══ THE DATA

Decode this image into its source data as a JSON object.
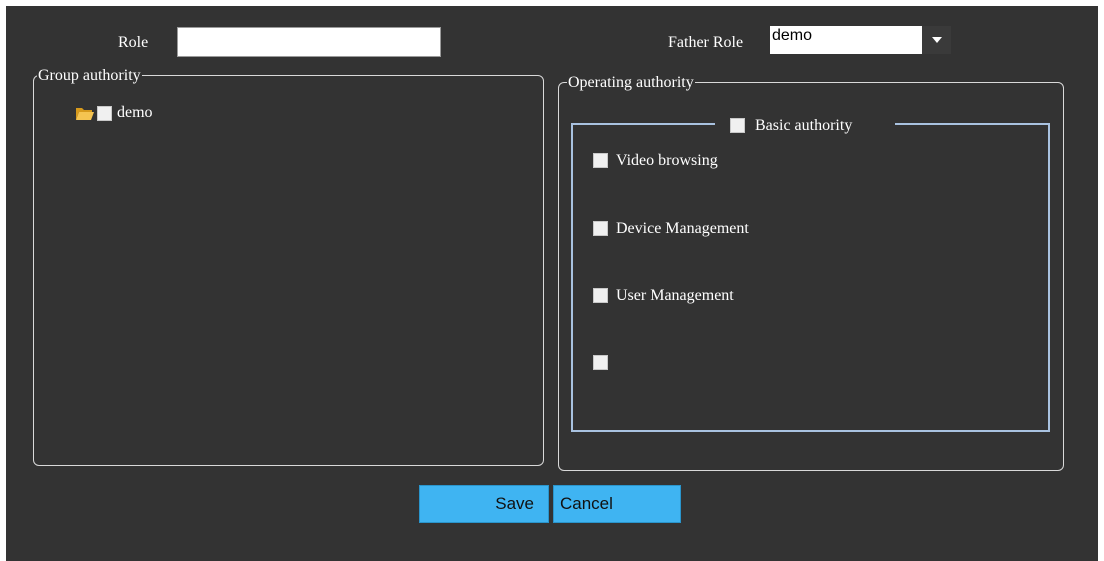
{
  "form": {
    "role_label": "Role",
    "role_value": "",
    "father_role_label": "Father Role",
    "father_role_value": "demo"
  },
  "group_authority": {
    "legend": "Group authority",
    "tree": [
      {
        "label": "demo",
        "icon": "folder-open-icon",
        "checked": false
      }
    ]
  },
  "operating_authority": {
    "legend": "Operating authority",
    "basic": {
      "legend": "Basic authority",
      "checked": false,
      "items": [
        {
          "label": "Video browsing",
          "checked": false
        },
        {
          "label": "Device Management",
          "checked": false
        },
        {
          "label": "User Management",
          "checked": false
        },
        {
          "label": "",
          "checked": false
        }
      ]
    }
  },
  "buttons": {
    "save_label": "Save",
    "cancel_label": "Cancel"
  },
  "colors": {
    "background": "#333333",
    "button": "#3fb4f2",
    "inner_border": "#a9c2e0"
  }
}
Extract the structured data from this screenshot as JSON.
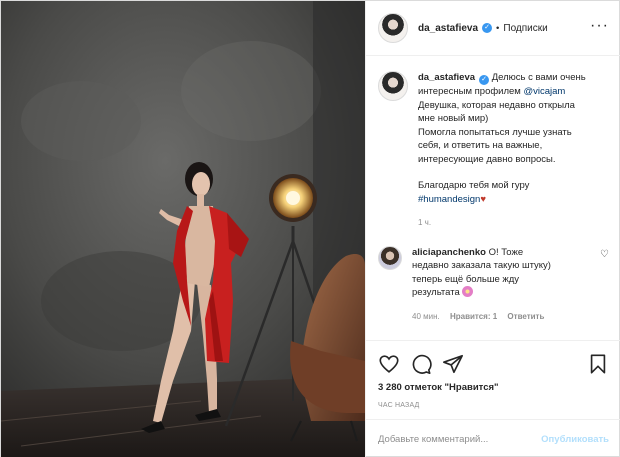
{
  "post": {
    "username": "da_astafieva",
    "follow_label": "Подписки",
    "separator": "•",
    "more_label": "···",
    "caption_lines": [
      "Делюсь с вами очень",
      "интересным профилем",
      "@vicajam",
      "Девушка, которая недавно открыла",
      "мне новый мир)",
      "Помогла попытаться лучше узнать",
      "себя, и ответить на важные,",
      "интересующие давно вопросы.",
      "Благодарю тебя мой гуру",
      "#humandesign"
    ],
    "caption_time": "1 ч."
  },
  "comment": {
    "username": "aliciapanchenko",
    "text_lines": [
      "О! Тоже",
      "недавно заказала такую штуку)",
      "теперь ещё больше жду",
      "результата"
    ],
    "time": "40 мин.",
    "likes": "Нравится: 1",
    "reply": "Ответить"
  },
  "actions": {
    "likes_text": "3 280 отметок \"Нравится\"",
    "time_ago": "ЧАС НАЗАД"
  },
  "add_comment": {
    "placeholder": "Добавьте комментарий...",
    "publish": "Опубликовать"
  },
  "colors": {
    "accent_link": "#00376b",
    "verified": "#3897f0",
    "publish_disabled": "#b2dffc",
    "dress": "#c8201f"
  }
}
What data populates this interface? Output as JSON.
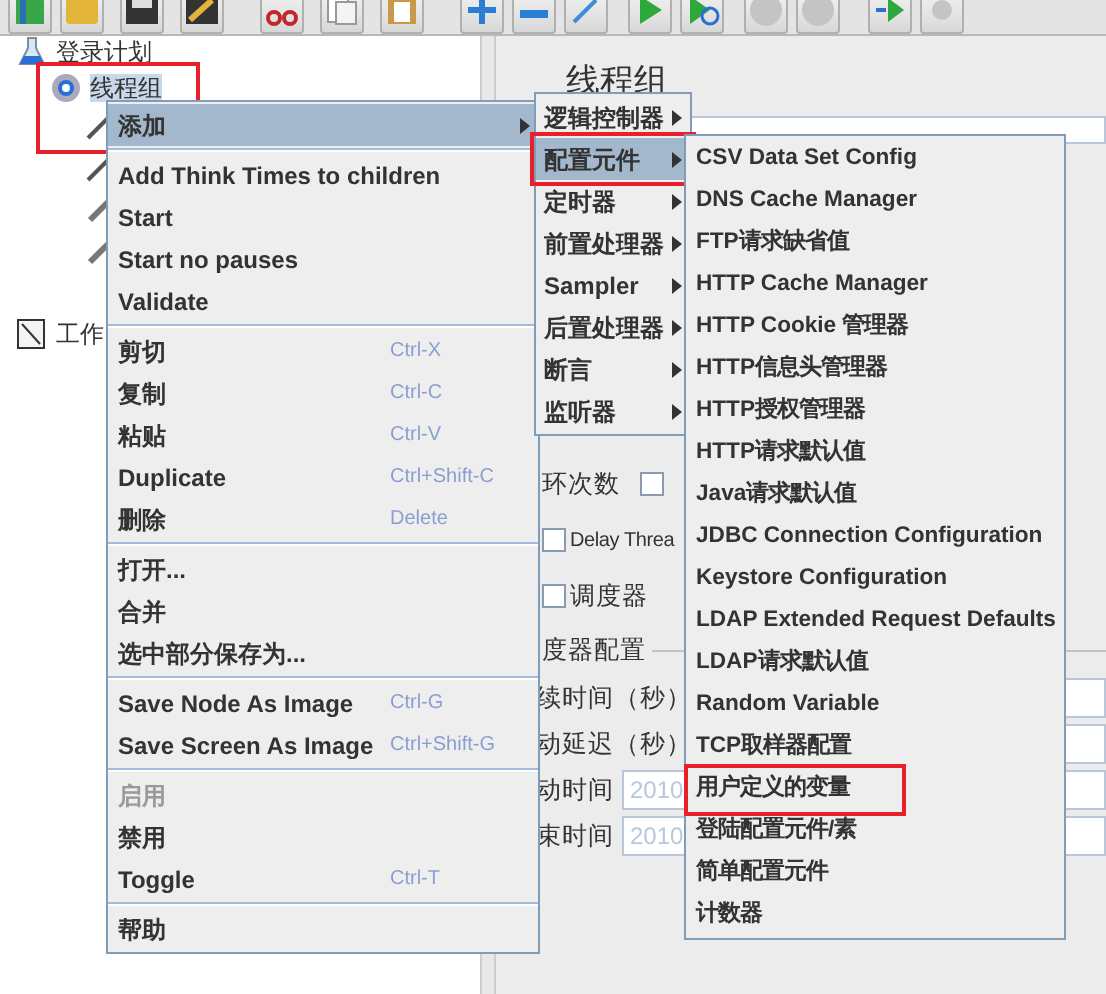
{
  "tree": [
    {
      "label": "登录计划",
      "kind": "plan",
      "children": [
        {
          "label": "线程组",
          "kind": "thread_group",
          "selected": true,
          "highlighted": true,
          "children": [
            {
              "kind": "sampler"
            },
            {
              "kind": "sampler"
            },
            {
              "kind": "controller"
            },
            {
              "kind": "controller"
            }
          ]
        }
      ]
    },
    {
      "label": "工作",
      "kind": "workbench"
    }
  ],
  "panel": {
    "title": "线程组",
    "rows": [
      {
        "kind": "label_check",
        "label": "环次数",
        "checked": false
      },
      {
        "kind": "check",
        "label": "Delay Threa",
        "checked": false
      },
      {
        "kind": "check",
        "label": "调度器",
        "checked": false
      },
      {
        "kind": "legend",
        "label": "度器配置"
      },
      {
        "kind": "field",
        "label": "续时间（秒）"
      },
      {
        "kind": "field",
        "label": "动延迟（秒）"
      },
      {
        "kind": "field",
        "label": "动时间",
        "value": "2010"
      },
      {
        "kind": "field",
        "label": "束时间",
        "value": "2010"
      }
    ]
  },
  "context_menu": {
    "groups": [
      [
        {
          "label": "添加",
          "submenu": true,
          "selected": true,
          "disabled": false
        }
      ],
      [
        {
          "label": "Add Think Times to children",
          "selected": false,
          "disabled": false
        },
        {
          "label": "Start",
          "selected": false,
          "disabled": false
        },
        {
          "label": "Start no pauses",
          "selected": false,
          "disabled": false
        },
        {
          "label": "Validate",
          "selected": false,
          "disabled": false
        }
      ],
      [
        {
          "label": "剪切",
          "shortcut": "Ctrl-X",
          "selected": false,
          "disabled": false
        },
        {
          "label": "复制",
          "shortcut": "Ctrl-C",
          "selected": false,
          "disabled": false
        },
        {
          "label": "粘贴",
          "shortcut": "Ctrl-V",
          "selected": false,
          "disabled": false
        },
        {
          "label": "Duplicate",
          "shortcut": "Ctrl+Shift-C",
          "selected": false,
          "disabled": false
        },
        {
          "label": "删除",
          "shortcut": "Delete",
          "selected": false,
          "disabled": false
        }
      ],
      [
        {
          "label": "打开...",
          "selected": false,
          "disabled": false
        },
        {
          "label": "合并",
          "selected": false,
          "disabled": false
        },
        {
          "label": "选中部分保存为...",
          "selected": false,
          "disabled": false
        }
      ],
      [
        {
          "label": "Save Node As Image",
          "shortcut": "Ctrl-G",
          "selected": false,
          "disabled": false
        },
        {
          "label": "Save Screen As Image",
          "shortcut": "Ctrl+Shift-G",
          "selected": false,
          "disabled": false
        }
      ],
      [
        {
          "label": "启用",
          "selected": false,
          "disabled": true
        },
        {
          "label": "禁用",
          "selected": false,
          "disabled": false
        },
        {
          "label": "Toggle",
          "shortcut": "Ctrl-T",
          "selected": false,
          "disabled": false
        }
      ],
      [
        {
          "label": "帮助",
          "selected": false,
          "disabled": false
        }
      ]
    ]
  },
  "add_submenu": [
    {
      "label": "逻辑控制器",
      "selected": false,
      "highlighted": false
    },
    {
      "label": "配置元件",
      "selected": true,
      "highlighted": true
    },
    {
      "label": "定时器",
      "selected": false,
      "highlighted": false
    },
    {
      "label": "前置处理器",
      "selected": false,
      "highlighted": false
    },
    {
      "label": "Sampler",
      "selected": false,
      "highlighted": false
    },
    {
      "label": "后置处理器",
      "selected": false,
      "highlighted": false
    },
    {
      "label": "断言",
      "selected": false,
      "highlighted": false
    },
    {
      "label": "监听器",
      "selected": false,
      "highlighted": false
    }
  ],
  "config_submenu": [
    {
      "label": "CSV Data Set Config",
      "highlighted": false
    },
    {
      "label": "DNS Cache Manager",
      "highlighted": false
    },
    {
      "label": "FTP请求缺省值",
      "highlighted": false
    },
    {
      "label": "HTTP Cache Manager",
      "highlighted": false
    },
    {
      "label": "HTTP Cookie 管理器",
      "highlighted": false
    },
    {
      "label": "HTTP信息头管理器",
      "highlighted": false
    },
    {
      "label": "HTTP授权管理器",
      "highlighted": false
    },
    {
      "label": "HTTP请求默认值",
      "highlighted": false
    },
    {
      "label": "Java请求默认值",
      "highlighted": false
    },
    {
      "label": "JDBC Connection Configuration",
      "highlighted": false
    },
    {
      "label": "Keystore Configuration",
      "highlighted": false
    },
    {
      "label": "LDAP Extended Request Defaults",
      "highlighted": false
    },
    {
      "label": "LDAP请求默认值",
      "highlighted": false
    },
    {
      "label": "Random Variable",
      "highlighted": false
    },
    {
      "label": "TCP取样器配置",
      "highlighted": false
    },
    {
      "label": "用户定义的变量",
      "highlighted": true
    },
    {
      "label": "登陆配置元件/素",
      "highlighted": false
    },
    {
      "label": "简单配置元件",
      "highlighted": false
    },
    {
      "label": "计数器",
      "highlighted": false
    }
  ]
}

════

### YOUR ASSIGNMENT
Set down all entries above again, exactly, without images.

### REPLY
Decode this image into its source data as a JSON object.
{
  "form": {
    "role_label": "Role",
    "role_value": "",
    "father_role_label": "Father Role",
    "father_role_value": "demo"
  },
  "group_authority": {
    "legend": "Group authority",
    "tree": [
      {
        "label": "demo",
        "icon": "folder-open-icon",
        "checked": false
      }
    ]
  },
  "operating_authority": {
    "legend": "Operating authority",
    "basic": {
      "legend": "Basic authority",
      "checked": false,
      "items": [
        {
          "label": "Video browsing",
          "checked": false
        },
        {
          "label": "Device Management",
          "checked": false
        },
        {
          "label": "User Management",
          "checked": false
        },
        {
          "label": "",
          "checked": false
        }
      ]
    }
  },
  "buttons": {
    "save_label": "Save",
    "cancel_label": "Cancel"
  },
  "colors": {
    "background": "#333333",
    "button": "#3fb4f2",
    "inner_border": "#a9c2e0"
  }
}
Extract the structured data from this screenshot as JSON.
{
  "post": {
    "username": "da_astafieva",
    "follow_label": "Подписки",
    "separator": "•",
    "more_label": "···",
    "caption_lines": [
      "Делюсь с вами очень",
      "интересным профилем",
      "@vicajam",
      "Девушка, которая недавно открыла",
      "мне новый мир)",
      "Помогла попытаться лучше узнать",
      "себя, и ответить на важные,",
      "интересующие давно вопросы.",
      "Благодарю тебя мой гуру",
      "#humandesign"
    ],
    "caption_time": "1 ч."
  },
  "comment": {
    "username": "aliciapanchenko",
    "text_lines": [
      "О! Тоже",
      "недавно заказала такую штуку)",
      "теперь ещё больше жду",
      "результата"
    ],
    "time": "40 мин.",
    "likes": "Нравится: 1",
    "reply": "Ответить"
  },
  "actions": {
    "likes_text": "3 280 отметок \"Нравится\"",
    "time_ago": "ЧАС НАЗАД"
  },
  "add_comment": {
    "placeholder": "Добавьте комментарий...",
    "publish": "Опубликовать"
  },
  "colors": {
    "accent_link": "#00376b",
    "verified": "#3897f0",
    "publish_disabled": "#b2dffc",
    "dress": "#c8201f"
  }
}
What data populates this interface? Output as JSON.
{
  "tree": [
    {
      "label": "登录计划",
      "kind": "plan",
      "children": [
        {
          "label": "线程组",
          "kind": "thread_group",
          "selected": true,
          "highlighted": true,
          "children": [
            {
              "kind": "sampler"
            },
            {
              "kind": "sampler"
            },
            {
              "kind": "controller"
            },
            {
              "kind": "controller"
            }
          ]
        }
      ]
    },
    {
      "label": "工作",
      "kind": "workbench"
    }
  ],
  "panel": {
    "title": "线程组",
    "rows": [
      {
        "kind": "label_check",
        "label": "环次数",
        "checked": false
      },
      {
        "kind": "check",
        "label": "Delay Threa",
        "checked": false
      },
      {
        "kind": "check",
        "label": "调度器",
        "checked": false
      },
      {
        "kind": "legend",
        "label": "度器配置"
      },
      {
        "kind": "field",
        "label": "续时间（秒）"
      },
      {
        "kind": "field",
        "label": "动延迟（秒）"
      },
      {
        "kind": "field",
        "label": "动时间",
        "value": "2010"
      },
      {
        "kind": "field",
        "label": "束时间",
        "value": "2010"
      }
    ]
  },
  "context_menu": {
    "groups": [
      [
        {
          "label": "添加",
          "submenu": true,
          "selected": true,
          "disabled": false
        }
      ],
      [
        {
          "label": "Add Think Times to children",
          "selected": false,
          "disabled": false
        },
        {
          "label": "Start",
          "selected": false,
          "disabled": false
        },
        {
          "label": "Start no pauses",
          "selected": false,
          "disabled": false
        },
        {
          "label": "Validate",
          "selected": false,
          "disabled": false
        }
      ],
      [
        {
          "label": "剪切",
          "shortcut": "Ctrl-X",
          "selected": false,
          "disabled": false
        },
        {
          "label": "复制",
          "shortcut": "Ctrl-C",
          "selected": false,
          "disabled": false
        },
        {
          "label": "粘贴",
          "shortcut": "Ctrl-V",
          "selected": false,
          "disabled": false
        },
        {
          "label": "Duplicate",
          "shortcut": "Ctrl+Shift-C",
          "selected": false,
          "disabled": false
        },
        {
          "label": "删除",
          "shortcut": "Delete",
          "selected": false,
          "disabled": false
        }
      ],
      [
        {
          "label": "打开...",
          "selected": false,
          "disabled": false
        },
        {
          "label": "合并",
          "selected": false,
          "disabled": false
        },
        {
          "label": "选中部分保存为...",
          "selected": false,
          "disabled": false
        }
      ],
      [
        {
          "label": "Save Node As Image",
          "shortcut": "Ctrl-G",
          "selected": false,
          "disabled": false
        },
        {
          "label": "Save Screen As Image",
          "shortcut": "Ctrl+Shift-G",
          "selected": false,
          "disabled": false
        }
      ],
      [
        {
          "label": "启用",
          "selected": false,
          "disabled": true
        },
        {
          "label": "禁用",
          "selected": false,
          "disabled": false
        },
        {
          "label": "Toggle",
          "shortcut": "Ctrl-T",
          "selected": false,
          "disabled": false
        }
      ],
      [
        {
          "label": "帮助",
          "selected": false,
          "disabled": false
        }
      ]
    ]
  },
  "add_submenu": [
    {
      "label": "逻辑控制器",
      "selected": false,
      "highlighted": false
    },
    {
      "label": "配置元件",
      "selected": true,
      "highlighted": true
    },
    {
      "label": "定时器",
      "selected": false,
      "highlighted": false
    },
    {
      "label": "前置处理器",
      "selected": false,
      "highlighted": false
    },
    {
      "label": "Sampler",
      "selected": false,
      "highlighted": false
    },
    {
      "label": "后置处理器",
      "selected": false,
      "highlighted": false
    },
    {
      "label": "断言",
      "selected": false,
      "highlighted": false
    },
    {
      "label": "监听器",
      "selected": false,
      "highlighted": false
    }
  ],
  "config_submenu": [
    {
      "label": "CSV Data Set Config",
      "highlighted": false
    },
    {
      "label": "DNS Cache Manager",
      "highlighted": false
    },
    {
      "label": "FTP请求缺省值",
      "highlighted": false
    },
    {
      "label": "HTTP Cache Manager",
      "highlighted": false
    },
    {
      "label": "HTTP Cookie 管理器",
      "highlighted": false
    },
    {
      "label": "HTTP信息头管理器",
      "highlighted": false
    },
    {
      "label": "HTTP授权管理器",
      "highlighted": false
    },
    {
      "label": "HTTP请求默认值",
      "highlighted": false
    },
    {
      "label": "Java请求默认值",
      "highlighted": false
    },
    {
      "label": "JDBC Connection Configuration",
      "highlighted": false
    },
    {
      "label": "Keystore Configuration",
      "highlighted": false
    },
    {
      "label": "LDAP Extended Request Defaults",
      "highlighted": false
    },
    {
      "label": "LDAP请求默认值",
      "highlighted": false
    },
    {
      "label": "Random Variable",
      "highlighted": false
    },
    {
      "label": "TCP取样器配置",
      "highlighted": false
    },
    {
      "label": "用户定义的变量",
      "highlighted": true
    },
    {
      "label": "登陆配置元件/素",
      "highlighted": false
    },
    {
      "label": "简单配置元件",
      "highlighted": false
    },
    {
      "label": "计数器",
      "highlighted": false
    }
  ]
}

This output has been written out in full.